■ MATERIAL SUPPLIED:
——————————
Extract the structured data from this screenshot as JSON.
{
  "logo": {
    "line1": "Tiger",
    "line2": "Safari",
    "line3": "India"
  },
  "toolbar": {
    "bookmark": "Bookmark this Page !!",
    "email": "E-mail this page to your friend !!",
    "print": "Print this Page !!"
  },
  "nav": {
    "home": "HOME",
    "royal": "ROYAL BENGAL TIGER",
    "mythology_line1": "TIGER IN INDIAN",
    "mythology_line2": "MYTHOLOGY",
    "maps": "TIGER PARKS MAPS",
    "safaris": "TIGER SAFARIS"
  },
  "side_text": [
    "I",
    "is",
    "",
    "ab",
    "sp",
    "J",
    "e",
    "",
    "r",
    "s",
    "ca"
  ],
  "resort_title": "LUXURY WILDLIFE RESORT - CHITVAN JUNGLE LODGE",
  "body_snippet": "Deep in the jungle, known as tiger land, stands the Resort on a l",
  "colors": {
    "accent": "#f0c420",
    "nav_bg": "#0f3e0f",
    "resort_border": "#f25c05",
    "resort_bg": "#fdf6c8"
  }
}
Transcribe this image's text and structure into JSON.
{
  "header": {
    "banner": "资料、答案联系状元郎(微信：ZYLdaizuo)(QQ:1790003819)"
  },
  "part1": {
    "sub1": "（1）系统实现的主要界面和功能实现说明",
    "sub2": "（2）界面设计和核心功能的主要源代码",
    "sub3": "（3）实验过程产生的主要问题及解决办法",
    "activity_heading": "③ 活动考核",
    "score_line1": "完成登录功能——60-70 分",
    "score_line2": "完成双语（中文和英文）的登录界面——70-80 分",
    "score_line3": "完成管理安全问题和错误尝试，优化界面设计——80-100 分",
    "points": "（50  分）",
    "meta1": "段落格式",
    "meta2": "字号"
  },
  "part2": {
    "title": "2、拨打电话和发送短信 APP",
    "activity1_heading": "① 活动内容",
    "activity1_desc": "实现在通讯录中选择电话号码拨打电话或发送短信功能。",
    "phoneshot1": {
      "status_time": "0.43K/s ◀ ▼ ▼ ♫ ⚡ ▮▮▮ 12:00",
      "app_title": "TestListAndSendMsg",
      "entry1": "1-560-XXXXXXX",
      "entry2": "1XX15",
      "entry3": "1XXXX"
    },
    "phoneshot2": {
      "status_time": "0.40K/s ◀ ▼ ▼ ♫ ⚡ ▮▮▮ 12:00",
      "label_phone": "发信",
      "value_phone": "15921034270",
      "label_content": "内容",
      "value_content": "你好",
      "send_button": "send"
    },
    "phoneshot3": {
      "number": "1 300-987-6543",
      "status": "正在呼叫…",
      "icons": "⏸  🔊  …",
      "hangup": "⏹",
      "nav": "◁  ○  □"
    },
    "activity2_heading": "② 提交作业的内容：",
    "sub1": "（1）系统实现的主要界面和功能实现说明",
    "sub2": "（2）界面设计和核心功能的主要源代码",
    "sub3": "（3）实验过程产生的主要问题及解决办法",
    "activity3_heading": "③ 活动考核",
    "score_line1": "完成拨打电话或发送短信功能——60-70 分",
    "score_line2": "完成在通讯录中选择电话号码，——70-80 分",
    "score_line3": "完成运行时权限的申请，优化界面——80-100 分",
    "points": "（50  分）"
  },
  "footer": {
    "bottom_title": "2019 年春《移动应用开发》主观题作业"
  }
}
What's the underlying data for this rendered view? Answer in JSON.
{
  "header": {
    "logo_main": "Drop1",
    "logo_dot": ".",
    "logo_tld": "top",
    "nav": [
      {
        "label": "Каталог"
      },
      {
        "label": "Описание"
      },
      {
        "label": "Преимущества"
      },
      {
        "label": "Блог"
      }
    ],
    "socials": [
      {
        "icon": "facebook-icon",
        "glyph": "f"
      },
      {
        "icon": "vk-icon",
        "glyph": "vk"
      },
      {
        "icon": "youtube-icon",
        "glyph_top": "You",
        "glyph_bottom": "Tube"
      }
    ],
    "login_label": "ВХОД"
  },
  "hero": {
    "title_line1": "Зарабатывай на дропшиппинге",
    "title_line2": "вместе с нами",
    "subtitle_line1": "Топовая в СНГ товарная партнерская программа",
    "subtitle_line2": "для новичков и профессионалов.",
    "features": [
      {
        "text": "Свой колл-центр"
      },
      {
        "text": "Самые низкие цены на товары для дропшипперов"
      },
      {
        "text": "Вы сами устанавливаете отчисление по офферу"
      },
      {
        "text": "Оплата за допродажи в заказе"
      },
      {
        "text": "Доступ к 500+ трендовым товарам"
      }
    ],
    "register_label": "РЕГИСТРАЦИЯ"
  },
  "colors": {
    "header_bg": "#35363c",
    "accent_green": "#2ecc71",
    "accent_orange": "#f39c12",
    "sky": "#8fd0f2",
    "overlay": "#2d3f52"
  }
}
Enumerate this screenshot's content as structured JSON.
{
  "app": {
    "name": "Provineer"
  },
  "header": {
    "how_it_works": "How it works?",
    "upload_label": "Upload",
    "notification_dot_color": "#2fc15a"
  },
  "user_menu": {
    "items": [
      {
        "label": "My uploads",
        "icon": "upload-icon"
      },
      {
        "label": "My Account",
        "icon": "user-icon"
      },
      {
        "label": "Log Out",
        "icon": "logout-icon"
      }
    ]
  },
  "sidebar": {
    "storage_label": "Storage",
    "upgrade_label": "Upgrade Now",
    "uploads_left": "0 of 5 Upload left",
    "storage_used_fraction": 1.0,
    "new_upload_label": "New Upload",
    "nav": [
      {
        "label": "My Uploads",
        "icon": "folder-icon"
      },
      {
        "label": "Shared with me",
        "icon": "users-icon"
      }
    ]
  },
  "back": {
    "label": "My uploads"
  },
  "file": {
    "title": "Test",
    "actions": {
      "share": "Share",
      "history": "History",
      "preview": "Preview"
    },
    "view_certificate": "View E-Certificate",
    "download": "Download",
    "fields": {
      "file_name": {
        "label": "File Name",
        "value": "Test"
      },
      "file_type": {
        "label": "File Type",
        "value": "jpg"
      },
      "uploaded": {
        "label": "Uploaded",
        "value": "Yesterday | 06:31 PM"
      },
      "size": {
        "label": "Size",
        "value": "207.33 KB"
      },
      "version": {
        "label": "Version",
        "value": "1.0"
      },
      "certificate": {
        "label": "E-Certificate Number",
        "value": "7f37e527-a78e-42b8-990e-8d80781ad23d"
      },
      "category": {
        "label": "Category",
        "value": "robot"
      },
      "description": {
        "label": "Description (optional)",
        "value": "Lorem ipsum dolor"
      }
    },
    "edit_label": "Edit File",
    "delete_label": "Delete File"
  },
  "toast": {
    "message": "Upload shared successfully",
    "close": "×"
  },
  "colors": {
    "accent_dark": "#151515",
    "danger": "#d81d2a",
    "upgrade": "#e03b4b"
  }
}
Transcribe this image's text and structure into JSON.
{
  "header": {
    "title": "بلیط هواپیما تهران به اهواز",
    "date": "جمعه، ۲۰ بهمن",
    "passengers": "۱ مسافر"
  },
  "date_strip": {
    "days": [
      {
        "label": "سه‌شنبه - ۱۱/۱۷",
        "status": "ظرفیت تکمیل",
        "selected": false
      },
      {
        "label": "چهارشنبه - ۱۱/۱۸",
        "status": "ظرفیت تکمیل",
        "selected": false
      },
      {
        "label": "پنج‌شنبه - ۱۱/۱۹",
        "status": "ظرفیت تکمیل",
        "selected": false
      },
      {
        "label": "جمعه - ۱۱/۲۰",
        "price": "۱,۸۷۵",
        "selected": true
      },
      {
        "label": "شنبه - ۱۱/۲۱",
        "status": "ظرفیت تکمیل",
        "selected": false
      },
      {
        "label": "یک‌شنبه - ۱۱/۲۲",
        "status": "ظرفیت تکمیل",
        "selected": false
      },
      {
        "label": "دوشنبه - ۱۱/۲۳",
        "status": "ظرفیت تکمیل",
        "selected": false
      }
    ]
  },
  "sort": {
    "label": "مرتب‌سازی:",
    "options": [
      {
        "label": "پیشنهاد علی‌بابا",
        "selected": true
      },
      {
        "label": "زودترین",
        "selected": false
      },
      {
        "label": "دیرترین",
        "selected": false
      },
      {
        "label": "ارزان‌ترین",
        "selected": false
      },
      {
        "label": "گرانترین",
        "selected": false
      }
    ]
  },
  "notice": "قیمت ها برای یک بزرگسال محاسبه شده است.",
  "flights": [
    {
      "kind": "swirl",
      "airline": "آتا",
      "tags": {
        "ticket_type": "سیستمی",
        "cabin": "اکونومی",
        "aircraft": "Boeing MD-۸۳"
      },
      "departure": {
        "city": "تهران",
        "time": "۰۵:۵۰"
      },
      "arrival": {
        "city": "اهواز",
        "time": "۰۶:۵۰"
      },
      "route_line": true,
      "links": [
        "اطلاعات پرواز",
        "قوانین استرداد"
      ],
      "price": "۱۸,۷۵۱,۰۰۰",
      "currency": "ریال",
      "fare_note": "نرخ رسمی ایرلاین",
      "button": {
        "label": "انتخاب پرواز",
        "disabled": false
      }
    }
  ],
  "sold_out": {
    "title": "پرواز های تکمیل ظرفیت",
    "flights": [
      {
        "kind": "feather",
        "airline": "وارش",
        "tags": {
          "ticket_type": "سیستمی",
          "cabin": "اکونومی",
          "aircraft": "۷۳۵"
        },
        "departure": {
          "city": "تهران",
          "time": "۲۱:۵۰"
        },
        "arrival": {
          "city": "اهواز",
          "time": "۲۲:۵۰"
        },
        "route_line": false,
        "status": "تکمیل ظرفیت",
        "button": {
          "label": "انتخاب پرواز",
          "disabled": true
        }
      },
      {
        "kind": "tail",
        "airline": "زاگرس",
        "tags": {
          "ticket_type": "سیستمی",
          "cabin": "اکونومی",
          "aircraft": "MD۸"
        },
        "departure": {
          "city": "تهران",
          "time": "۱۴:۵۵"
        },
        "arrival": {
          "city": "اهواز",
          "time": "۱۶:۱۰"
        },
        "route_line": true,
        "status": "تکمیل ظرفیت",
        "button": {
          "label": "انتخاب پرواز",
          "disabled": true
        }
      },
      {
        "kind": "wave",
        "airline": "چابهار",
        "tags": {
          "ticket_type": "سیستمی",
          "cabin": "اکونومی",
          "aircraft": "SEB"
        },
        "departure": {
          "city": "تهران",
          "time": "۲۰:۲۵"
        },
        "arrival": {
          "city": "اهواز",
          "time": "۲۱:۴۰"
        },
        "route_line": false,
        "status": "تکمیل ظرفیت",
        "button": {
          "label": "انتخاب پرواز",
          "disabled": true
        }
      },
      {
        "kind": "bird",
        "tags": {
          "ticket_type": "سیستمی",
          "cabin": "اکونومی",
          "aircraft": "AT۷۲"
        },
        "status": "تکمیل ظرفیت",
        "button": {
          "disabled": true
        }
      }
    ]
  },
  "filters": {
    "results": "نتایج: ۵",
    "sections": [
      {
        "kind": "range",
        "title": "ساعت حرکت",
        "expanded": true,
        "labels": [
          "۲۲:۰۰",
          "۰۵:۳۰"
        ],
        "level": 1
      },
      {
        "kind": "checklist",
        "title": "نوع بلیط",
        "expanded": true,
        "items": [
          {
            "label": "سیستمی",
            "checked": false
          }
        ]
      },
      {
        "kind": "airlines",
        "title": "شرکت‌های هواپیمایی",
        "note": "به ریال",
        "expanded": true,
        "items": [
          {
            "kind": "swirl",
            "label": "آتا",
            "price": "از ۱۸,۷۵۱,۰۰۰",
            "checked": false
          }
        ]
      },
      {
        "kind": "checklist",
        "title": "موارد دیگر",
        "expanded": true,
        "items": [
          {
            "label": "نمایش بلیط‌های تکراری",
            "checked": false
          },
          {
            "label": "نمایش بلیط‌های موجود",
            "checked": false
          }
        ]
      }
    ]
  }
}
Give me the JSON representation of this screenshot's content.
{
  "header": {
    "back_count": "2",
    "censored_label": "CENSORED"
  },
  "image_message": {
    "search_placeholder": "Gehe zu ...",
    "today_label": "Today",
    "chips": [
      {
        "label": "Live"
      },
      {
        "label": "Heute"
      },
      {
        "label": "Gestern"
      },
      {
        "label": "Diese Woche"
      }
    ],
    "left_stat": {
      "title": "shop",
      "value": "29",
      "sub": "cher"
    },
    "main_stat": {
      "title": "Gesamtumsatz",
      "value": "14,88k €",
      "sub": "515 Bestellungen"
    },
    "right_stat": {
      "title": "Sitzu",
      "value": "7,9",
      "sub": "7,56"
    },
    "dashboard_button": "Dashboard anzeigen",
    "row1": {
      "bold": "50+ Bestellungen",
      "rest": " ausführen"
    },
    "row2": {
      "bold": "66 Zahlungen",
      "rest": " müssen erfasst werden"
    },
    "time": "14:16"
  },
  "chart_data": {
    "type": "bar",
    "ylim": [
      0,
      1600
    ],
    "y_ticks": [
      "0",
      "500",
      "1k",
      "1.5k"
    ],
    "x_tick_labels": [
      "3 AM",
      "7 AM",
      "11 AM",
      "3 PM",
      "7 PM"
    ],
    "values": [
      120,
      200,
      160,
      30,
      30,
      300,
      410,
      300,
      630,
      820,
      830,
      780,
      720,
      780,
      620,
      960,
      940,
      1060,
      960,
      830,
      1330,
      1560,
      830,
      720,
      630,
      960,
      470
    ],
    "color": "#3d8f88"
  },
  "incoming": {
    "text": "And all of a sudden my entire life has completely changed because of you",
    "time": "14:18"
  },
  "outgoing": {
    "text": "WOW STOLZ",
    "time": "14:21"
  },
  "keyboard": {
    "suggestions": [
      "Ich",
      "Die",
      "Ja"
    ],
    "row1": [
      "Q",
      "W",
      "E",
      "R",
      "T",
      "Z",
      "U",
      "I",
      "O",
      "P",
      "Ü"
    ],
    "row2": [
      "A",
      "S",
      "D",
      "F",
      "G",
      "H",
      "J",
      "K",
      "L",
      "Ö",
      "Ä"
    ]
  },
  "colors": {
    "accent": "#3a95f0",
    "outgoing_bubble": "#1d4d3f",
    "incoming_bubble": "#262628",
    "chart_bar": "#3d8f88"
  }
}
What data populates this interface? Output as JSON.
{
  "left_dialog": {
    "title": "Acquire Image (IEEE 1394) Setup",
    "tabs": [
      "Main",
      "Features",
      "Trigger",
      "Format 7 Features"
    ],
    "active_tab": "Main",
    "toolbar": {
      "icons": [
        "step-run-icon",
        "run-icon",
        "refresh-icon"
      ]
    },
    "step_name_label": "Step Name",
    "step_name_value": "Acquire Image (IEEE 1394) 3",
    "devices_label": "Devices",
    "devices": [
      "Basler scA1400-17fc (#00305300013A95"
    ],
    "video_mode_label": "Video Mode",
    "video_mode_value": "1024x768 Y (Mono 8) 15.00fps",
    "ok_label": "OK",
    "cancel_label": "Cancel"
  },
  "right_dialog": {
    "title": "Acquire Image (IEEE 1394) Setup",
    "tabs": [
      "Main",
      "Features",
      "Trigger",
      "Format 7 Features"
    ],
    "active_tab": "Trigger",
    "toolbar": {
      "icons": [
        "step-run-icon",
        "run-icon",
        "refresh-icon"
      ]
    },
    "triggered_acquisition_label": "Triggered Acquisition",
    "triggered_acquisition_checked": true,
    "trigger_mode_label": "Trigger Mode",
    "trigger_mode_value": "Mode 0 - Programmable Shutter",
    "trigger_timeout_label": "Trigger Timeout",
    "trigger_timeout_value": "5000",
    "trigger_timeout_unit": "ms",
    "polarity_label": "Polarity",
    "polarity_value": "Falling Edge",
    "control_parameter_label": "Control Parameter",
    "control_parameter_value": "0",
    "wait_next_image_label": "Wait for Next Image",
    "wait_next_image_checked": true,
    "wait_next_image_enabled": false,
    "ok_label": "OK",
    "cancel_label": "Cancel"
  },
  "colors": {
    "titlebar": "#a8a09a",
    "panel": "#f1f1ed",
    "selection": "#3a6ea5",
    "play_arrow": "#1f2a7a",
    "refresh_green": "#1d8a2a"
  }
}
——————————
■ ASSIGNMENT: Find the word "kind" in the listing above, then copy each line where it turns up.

■ YOUR SOLUTION:
      "kind": "swirl",
        "kind": "feather",
        "kind": "tail",
        "kind": "wave",
        "kind": "bird",
        "kind": "range",
        "kind": "checklist",
        "kind": "airlines",
            "kind": "swirl",
        "kind": "checklist",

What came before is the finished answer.